Data excerpts
# # # #
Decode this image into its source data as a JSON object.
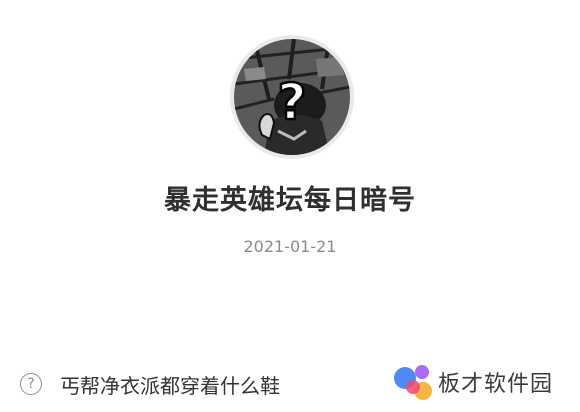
{
  "post": {
    "avatar_icon": "question-mark-avatar",
    "title": "暴走英雄坛每日暗号",
    "date": "2021-01-21"
  },
  "question": {
    "icon": "help-circle-icon",
    "icon_glyph": "?",
    "text": "丐帮净衣派都穿着什么鞋"
  },
  "brand": {
    "logo_icon": "colored-dots-logo",
    "name": "板才软件园",
    "colors": [
      "#3b7cf5",
      "#f04a6a",
      "#a25cf0",
      "#f7b23a"
    ]
  }
}
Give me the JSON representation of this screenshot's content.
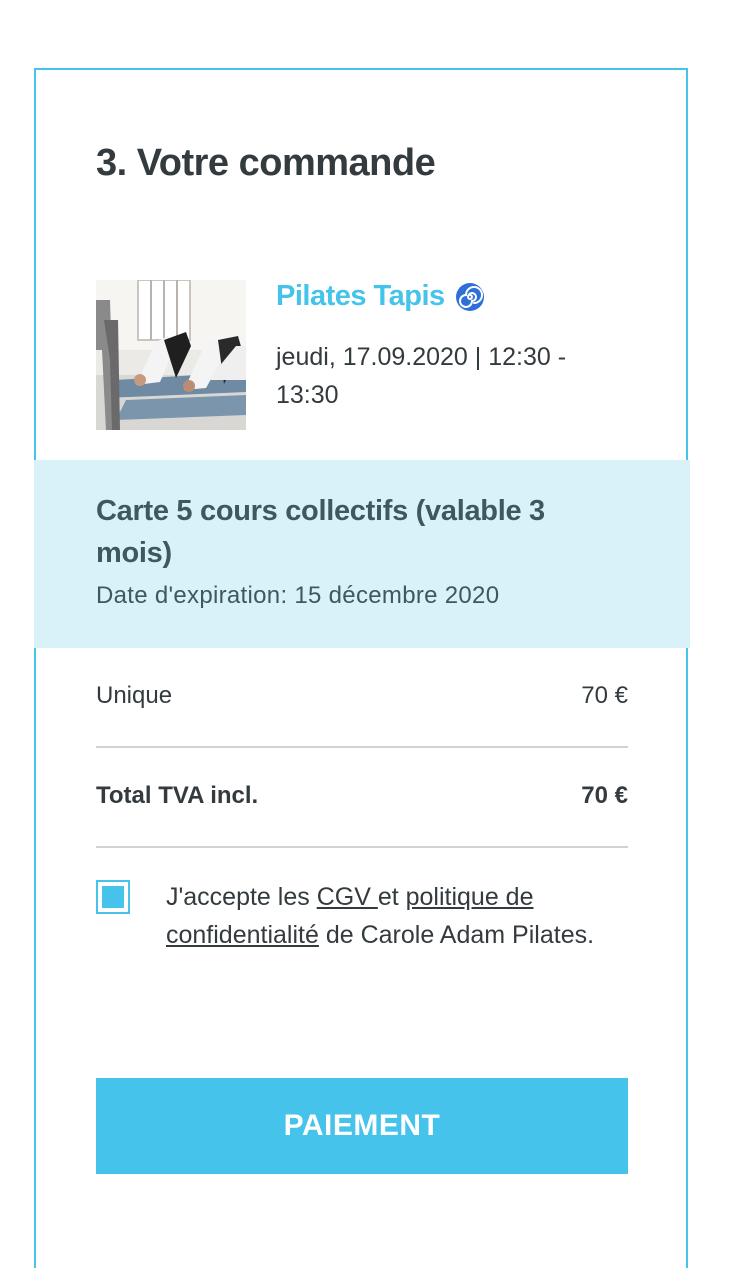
{
  "order": {
    "title": "3. Votre commande",
    "course": {
      "name": "Pilates Tapis",
      "icon": "spiral-icon",
      "date_line": "jeudi, 17.09.2020 | 12:30 - 13:30"
    },
    "plan": {
      "name": "Carte 5 cours collectifs (valable 3 mois)",
      "expiry": "Date d'expiration: 15 décembre 2020"
    },
    "lines": {
      "unique_label": "Unique",
      "unique_price": "70 €",
      "total_label": "Total TVA incl.",
      "total_price": "70 €"
    },
    "consent": {
      "checked": true,
      "prefix": "J'accepte les ",
      "cgv_link": "CGV ",
      "middle": "et ",
      "privacy_link": "politique de confidentialité",
      "suffix": " de Carole Adam Pilates."
    },
    "pay_button_label": "PAIEMENT"
  },
  "colors": {
    "accent": "#45c3ea",
    "plan_bg": "#d9f2f9",
    "text": "#333b3f",
    "plan_text": "#3d5860",
    "divider": "#d2d2d2"
  }
}
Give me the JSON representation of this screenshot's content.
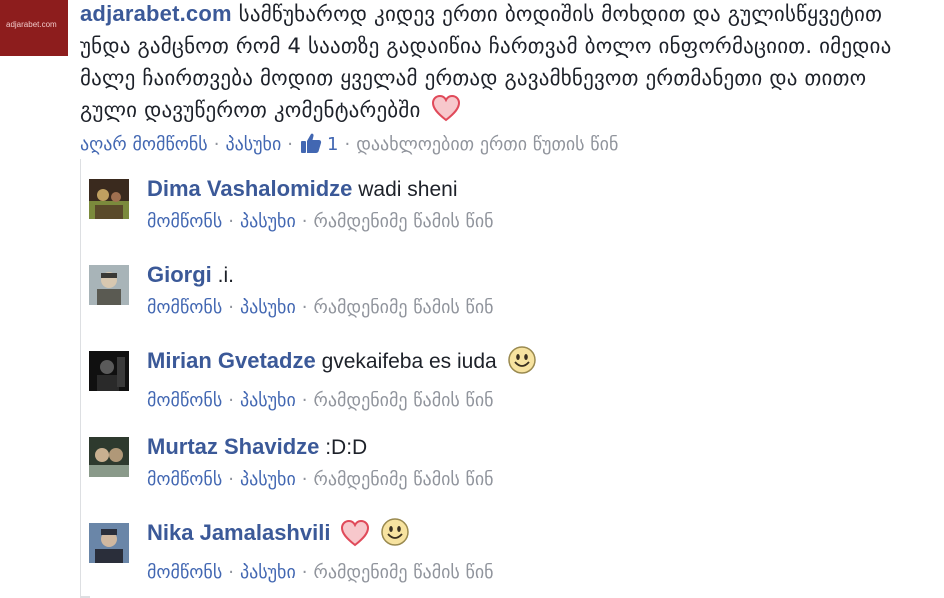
{
  "main_comment": {
    "author": "adjarabet.com",
    "avatar_label": "adjarabet.com",
    "text": "სამწუხაროდ კიდევ ერთი ბოდიშის მოხდით და გულისწყვეტით უნდა გამცნოთ რომ 4 საათზე გადაიწია ჩართვამ ბოლო ინფორმაციით. იმედია მალე ჩაირთვება მოდით ყველამ ერთად გავამხნევოთ ერთმანეთი და თითო გული დავუწეროთ კომენტარებში",
    "unlike_label": "აღარ მომწონს",
    "reply_label": "პასუხი",
    "like_count": "1",
    "time": "დაახლოებით ერთი წუთის წინ",
    "separator": "·"
  },
  "replies": [
    {
      "author": "Dima Vashalomidze",
      "text": "wadi sheni",
      "emoji": "",
      "heart": false,
      "like_label": "მომწონს",
      "reply_label": "პასუხი",
      "time": "რამდენიმე წამის წინ",
      "separator": "·",
      "avatar_colors": [
        "#3a2a1e",
        "#7b8a3c",
        "#c0a060"
      ]
    },
    {
      "author": "Giorgi",
      "text": ".i.",
      "emoji": "",
      "heart": false,
      "like_label": "მომწონს",
      "reply_label": "პასუხი",
      "time": "რამდენიმე წამის წინ",
      "separator": "·",
      "avatar_colors": [
        "#a8b4b8",
        "#5a5a52",
        "#d8d8d0"
      ]
    },
    {
      "author": "Mirian Gvetadze",
      "text": "gvekaifeba es iuda",
      "emoji": "smiley-emoji",
      "heart": false,
      "like_label": "მომწონს",
      "reply_label": "პასუხი",
      "time": "რამდენიმე წამის წინ",
      "separator": "·",
      "avatar_colors": [
        "#101010",
        "#3a3a3a",
        "#7a7a7a"
      ]
    },
    {
      "author": "Murtaz Shavidze",
      "text": ":D:D",
      "emoji": "",
      "heart": false,
      "like_label": "მომწონს",
      "reply_label": "პასუხი",
      "time": "რამდენიმე წამის წინ",
      "separator": "·",
      "avatar_colors": [
        "#2e3a2e",
        "#8a9a8a",
        "#c8b090"
      ]
    },
    {
      "author": "Nika Jamalashvili",
      "text": "",
      "emoji": "smiley-emoji",
      "heart": true,
      "like_label": "მომწონს",
      "reply_label": "პასუხი",
      "time": "რამდენიმე წამის წინ",
      "separator": "·",
      "avatar_colors": [
        "#6a86a8",
        "#2a2e3a",
        "#d0b8a0"
      ]
    }
  ],
  "colors": {
    "link": "#3b5998",
    "action": "#4267b2",
    "muted": "#90949c",
    "text": "#1d2129",
    "heart": "#f25268",
    "emoji_yellow": "#f7d774"
  }
}
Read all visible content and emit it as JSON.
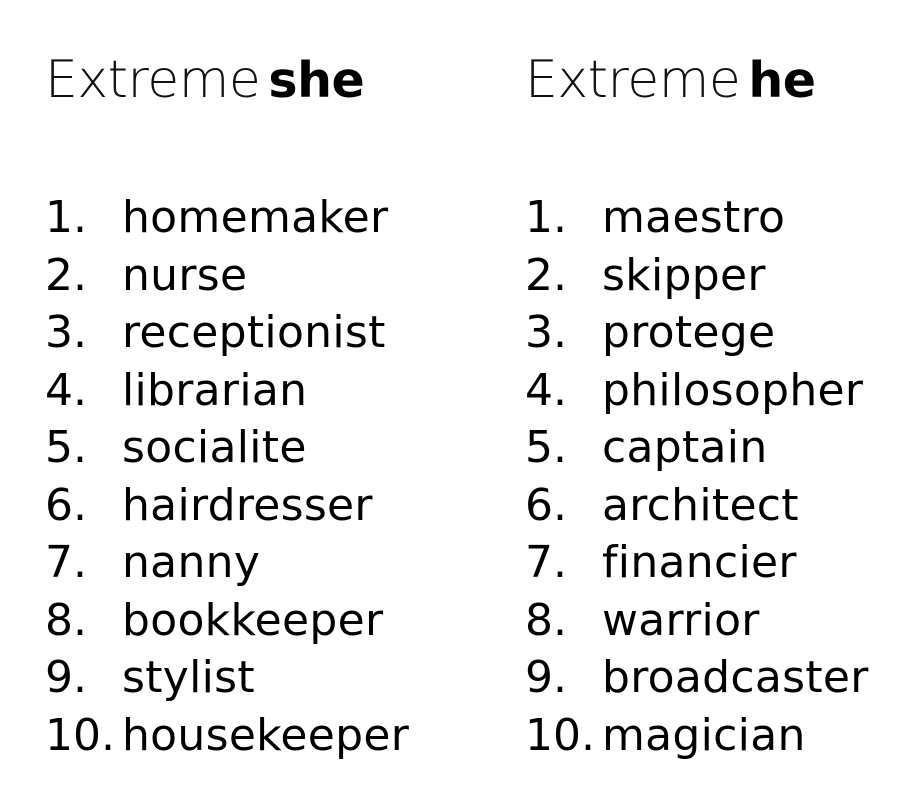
{
  "left": {
    "heading_prefix": "Extreme",
    "heading_word": "she",
    "items": [
      {
        "num": "1.",
        "word": "homemaker"
      },
      {
        "num": "2.",
        "word": "nurse"
      },
      {
        "num": "3.",
        "word": "receptionist"
      },
      {
        "num": "4.",
        "word": "librarian"
      },
      {
        "num": "5.",
        "word": "socialite"
      },
      {
        "num": "6.",
        "word": "hairdresser"
      },
      {
        "num": "7.",
        "word": "nanny"
      },
      {
        "num": "8.",
        "word": "bookkeeper"
      },
      {
        "num": "9.",
        "word": "stylist"
      },
      {
        "num": "10.",
        "word": "housekeeper"
      }
    ]
  },
  "right": {
    "heading_prefix": "Extreme",
    "heading_word": "he",
    "items": [
      {
        "num": "1.",
        "word": "maestro"
      },
      {
        "num": "2.",
        "word": "skipper"
      },
      {
        "num": "3.",
        "word": "protege"
      },
      {
        "num": "4.",
        "word": "philosopher"
      },
      {
        "num": "5.",
        "word": "captain"
      },
      {
        "num": "6.",
        "word": "architect"
      },
      {
        "num": "7.",
        "word": "financier"
      },
      {
        "num": "8.",
        "word": "warrior"
      },
      {
        "num": "9.",
        "word": "broadcaster"
      },
      {
        "num": "10.",
        "word": "magician"
      }
    ]
  }
}
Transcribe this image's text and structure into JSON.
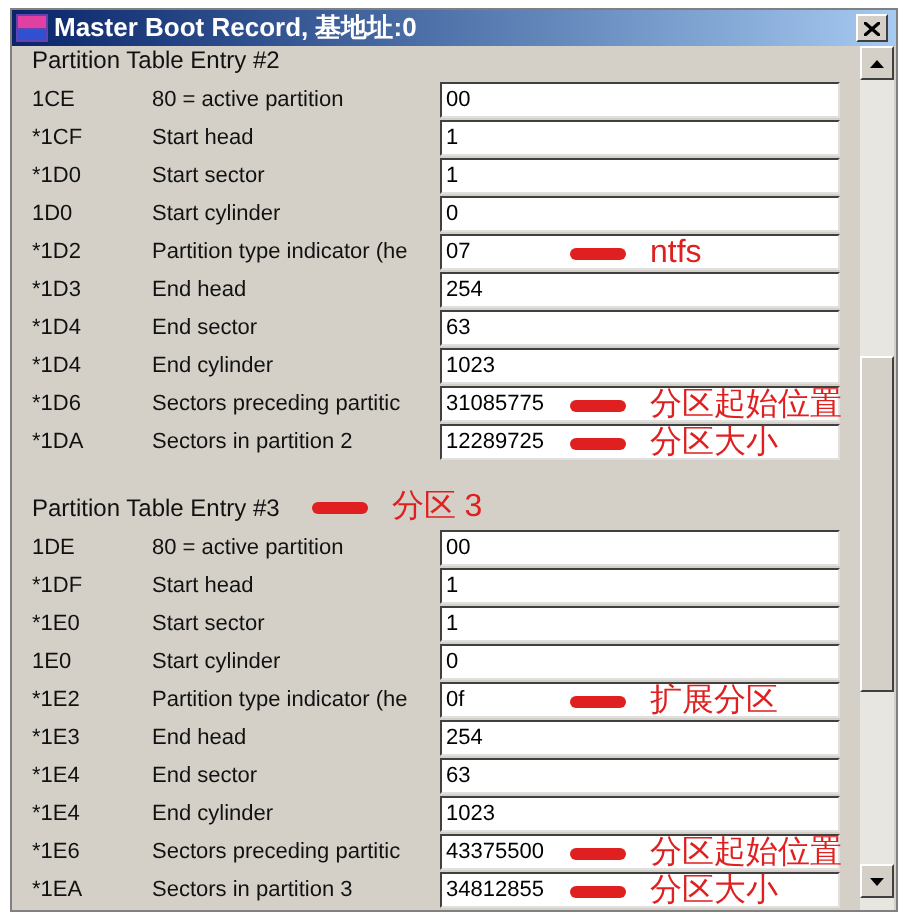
{
  "window": {
    "title": "Master Boot Record, 基地址:0"
  },
  "sections": [
    {
      "heading": "Partition Table Entry #2",
      "rows": [
        {
          "offset": "1CE",
          "label": "80 = active partition",
          "value": "00"
        },
        {
          "offset": "*1CF",
          "label": "Start head",
          "value": "1"
        },
        {
          "offset": "*1D0",
          "label": "Start sector",
          "value": "1"
        },
        {
          "offset": "1D0",
          "label": "Start cylinder",
          "value": "0"
        },
        {
          "offset": "*1D2",
          "label": "Partition type indicator (he",
          "value": "07",
          "note": "ntfs"
        },
        {
          "offset": "*1D3",
          "label": "End head",
          "value": "254"
        },
        {
          "offset": "*1D4",
          "label": "End sector",
          "value": "63"
        },
        {
          "offset": "*1D4",
          "label": "End cylinder",
          "value": "1023"
        },
        {
          "offset": "*1D6",
          "label": "Sectors preceding partitic",
          "value": "31085775",
          "note": "分区起始位置"
        },
        {
          "offset": "*1DA",
          "label": "Sectors in partition 2",
          "value": "12289725",
          "note": "分区大小"
        }
      ]
    },
    {
      "heading": "Partition Table Entry #3",
      "note": "分区 3",
      "rows": [
        {
          "offset": "1DE",
          "label": "80 = active partition",
          "value": "00"
        },
        {
          "offset": "*1DF",
          "label": "Start head",
          "value": "1"
        },
        {
          "offset": "*1E0",
          "label": "Start sector",
          "value": "1"
        },
        {
          "offset": "1E0",
          "label": "Start cylinder",
          "value": "0"
        },
        {
          "offset": "*1E2",
          "label": "Partition type indicator (he",
          "value": "0f",
          "note": "扩展分区"
        },
        {
          "offset": "*1E3",
          "label": "End head",
          "value": "254"
        },
        {
          "offset": "*1E4",
          "label": "End sector",
          "value": "63"
        },
        {
          "offset": "*1E4",
          "label": "End cylinder",
          "value": "1023"
        },
        {
          "offset": "*1E6",
          "label": "Sectors preceding partitic",
          "value": "43375500",
          "note": "分区起始位置"
        },
        {
          "offset": "*1EA",
          "label": "Sectors in partition 3",
          "value": "34812855",
          "note": "分区大小"
        }
      ]
    }
  ]
}
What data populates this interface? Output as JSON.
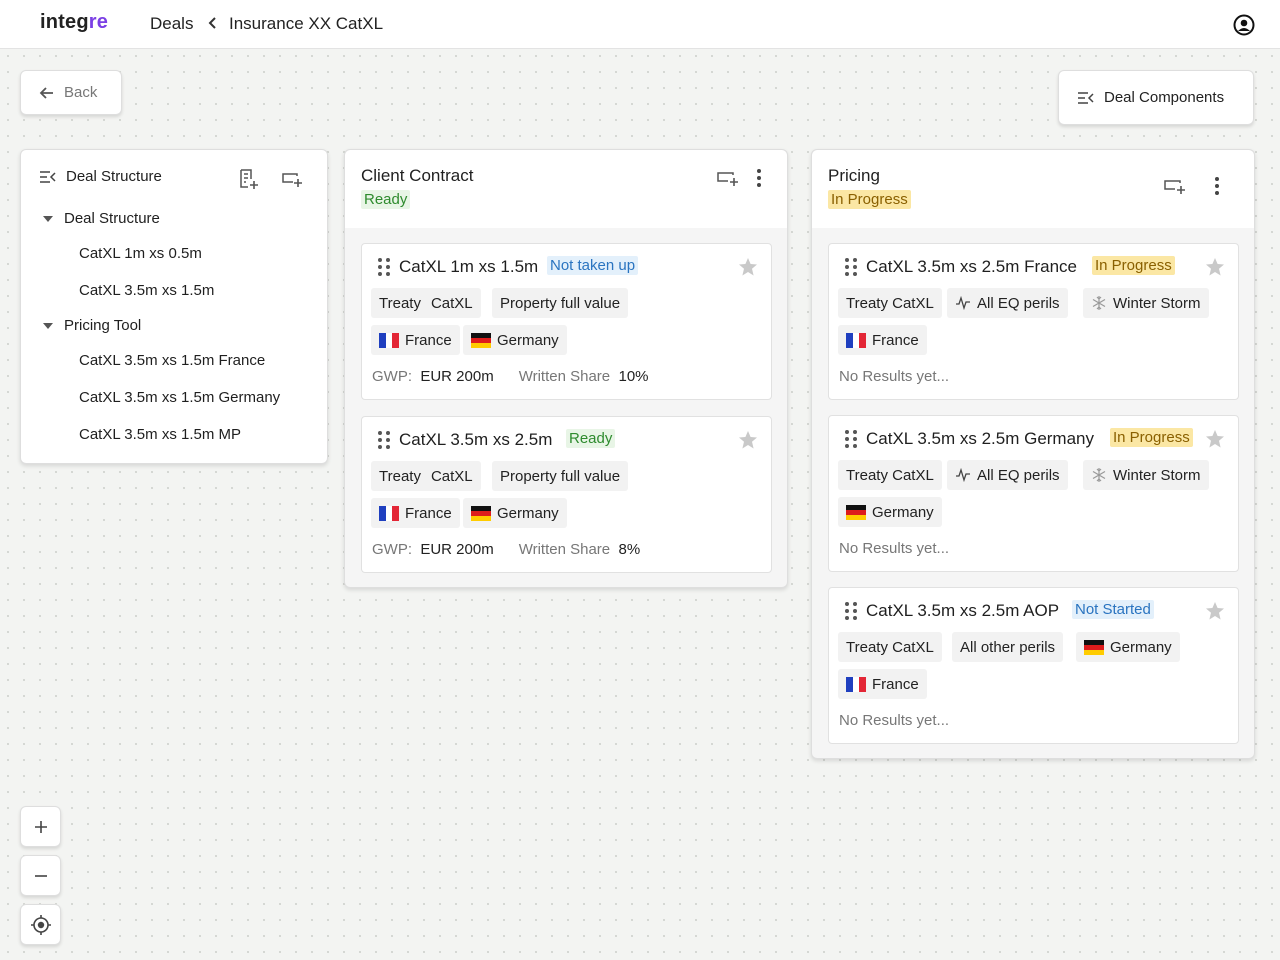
{
  "app": {
    "logo_main": "integ",
    "logo_accent": "re"
  },
  "breadcrumb": {
    "parent": "Deals",
    "current": "Insurance XX CatXL"
  },
  "toolbar": {
    "back_label": "Back",
    "components_label": "Deal Components"
  },
  "tree": {
    "title": "Deal Structure",
    "groups": [
      {
        "label": "Deal Structure",
        "items": [
          "CatXL 1m xs 0.5m",
          "CatXL 3.5m xs 1.5m"
        ]
      },
      {
        "label": "Pricing Tool",
        "items": [
          "CatXL 3.5m xs 1.5m France",
          "CatXL 3.5m xs 1.5m Germany",
          "CatXL 3.5m xs 1.5m MP"
        ]
      }
    ]
  },
  "contract": {
    "title": "Client Contract",
    "status": "Ready",
    "cards": [
      {
        "title": "CatXL 1m xs 1.5m",
        "badge": "Not taken up",
        "chip_type_a": "Treaty",
        "chip_type_b": "CatXL",
        "chip_basis": "Property full value",
        "country_1": "France",
        "country_2": "Germany",
        "gwp_label": "GWP:",
        "gwp_value": "EUR 200m",
        "share_label": "Written Share",
        "share_value": "10%"
      },
      {
        "title": "CatXL 3.5m xs 2.5m",
        "badge": "Ready",
        "chip_type_a": "Treaty",
        "chip_type_b": "CatXL",
        "chip_basis": "Property full value",
        "country_1": "France",
        "country_2": "Germany",
        "gwp_label": "GWP:",
        "gwp_value": "EUR 200m",
        "share_label": "Written Share",
        "share_value": "8%"
      }
    ]
  },
  "pricing": {
    "title": "Pricing",
    "status": "In Progress",
    "cards": [
      {
        "title": "CatXL 3.5m xs 2.5m France",
        "badge": "In Progress",
        "chip_type": "Treaty CatXL",
        "chip_peril": "All EQ perils",
        "chip_storm": "Winter Storm",
        "country": "France",
        "results": "No Results yet..."
      },
      {
        "title": "CatXL 3.5m xs 2.5m Germany",
        "badge": "In Progress",
        "chip_type": "Treaty CatXL",
        "chip_peril": "All EQ perils",
        "chip_storm": "Winter Storm",
        "country": "Germany",
        "results": "No Results yet..."
      },
      {
        "title": "CatXL 3.5m xs 2.5m AOP",
        "badge": "Not Started",
        "chip_type": "Treaty CatXL",
        "chip_peril": "All other perils",
        "country_1": "Germany",
        "country_2": "France",
        "results": "No Results yet..."
      }
    ]
  },
  "icons": [
    "arrow-left-icon",
    "chevron-left-icon",
    "user-icon",
    "menu-collapse-icon",
    "add-file-icon",
    "add-column-icon",
    "more-vertical-icon",
    "drag-handle-icon",
    "star-icon",
    "activity-icon",
    "snowflake-icon",
    "plus-icon",
    "minus-icon",
    "locate-icon"
  ],
  "colors": {
    "accent": "#7b3fe4",
    "ready": "#2e8b2e",
    "in_progress_bg": "#fbe7a4",
    "not_started": "#2a74c0"
  }
}
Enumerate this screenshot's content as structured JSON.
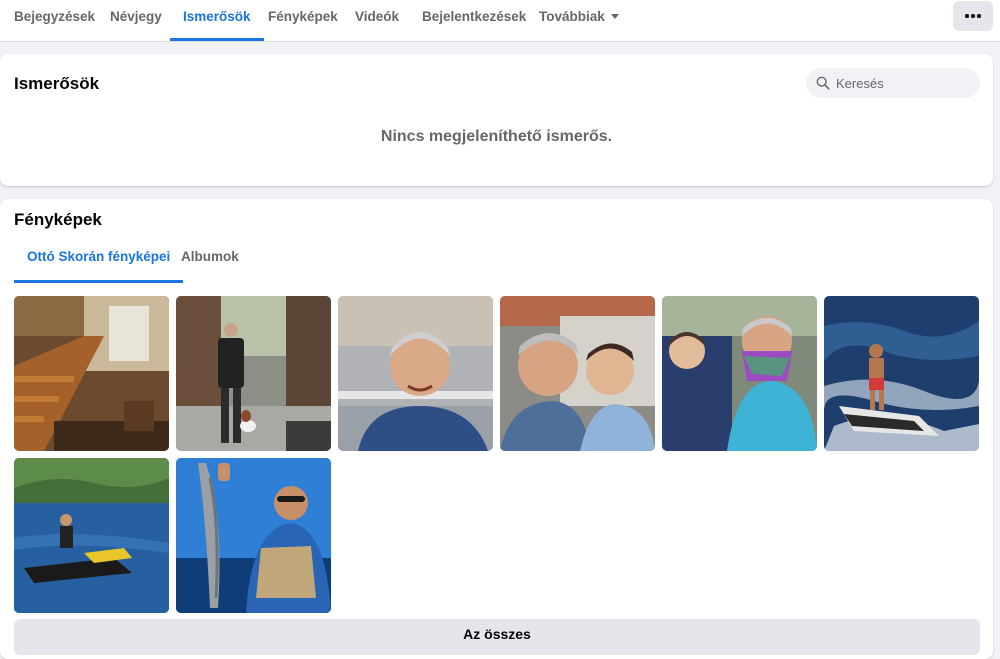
{
  "nav": {
    "tabs": [
      {
        "label": "Bejegyzések"
      },
      {
        "label": "Névjegy"
      },
      {
        "label": "Ismerősök"
      },
      {
        "label": "Fényképek"
      },
      {
        "label": "Videók"
      },
      {
        "label": "Bejelentkezések"
      },
      {
        "label": "Továbbiak"
      }
    ],
    "active_tab": "Ismerősök",
    "more_icon": "ellipsis-icon"
  },
  "friends": {
    "title": "Ismerősök",
    "search_placeholder": "Keresés",
    "search_value": "",
    "empty_message": "Nincs megjeleníthető ismerős."
  },
  "photos": {
    "title": "Fényképek",
    "tabs": [
      {
        "label": "Ottó Skorán fényképei"
      },
      {
        "label": "Albumok"
      }
    ],
    "active_tab": "Ottó Skorán fényképei",
    "see_all_label": "Az összes"
  },
  "colors": {
    "accent": "#1b74e4",
    "background": "#f0f2f5",
    "secondary_text": "#65676b"
  }
}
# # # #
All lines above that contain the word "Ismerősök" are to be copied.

Written solution:
        "label": "Ismerősök"
    "active_tab": "Ismerősök",
    "title": "Ismerősök",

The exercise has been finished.